**What this task involves**
Here is a listing. Set it down again exactly.

**The records**
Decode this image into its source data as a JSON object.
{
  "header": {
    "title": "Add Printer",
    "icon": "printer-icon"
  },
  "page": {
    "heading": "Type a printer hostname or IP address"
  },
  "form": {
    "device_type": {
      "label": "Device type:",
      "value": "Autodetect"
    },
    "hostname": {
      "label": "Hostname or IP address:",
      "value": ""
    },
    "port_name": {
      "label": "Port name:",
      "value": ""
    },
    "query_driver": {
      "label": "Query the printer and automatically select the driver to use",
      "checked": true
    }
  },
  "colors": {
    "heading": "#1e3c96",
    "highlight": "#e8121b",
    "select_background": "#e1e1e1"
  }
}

**Answer space**
Decode this image into its source data as a JSON object.
{
  "header": {
    "title": "Add Printer",
    "icon": "printer-icon"
  },
  "page": {
    "heading": "Type a printer hostname or IP address"
  },
  "form": {
    "device_type": {
      "label": "Device type:",
      "value": "Autodetect"
    },
    "hostname": {
      "label": "Hostname or IP address:",
      "value": ""
    },
    "port_name": {
      "label": "Port name:",
      "value": ""
    },
    "query_driver": {
      "label": "Query the printer and automatically select the driver to use",
      "checked": true
    }
  },
  "colors": {
    "heading": "#1e3c96",
    "highlight": "#e8121b",
    "select_background": "#e1e1e1"
  }
}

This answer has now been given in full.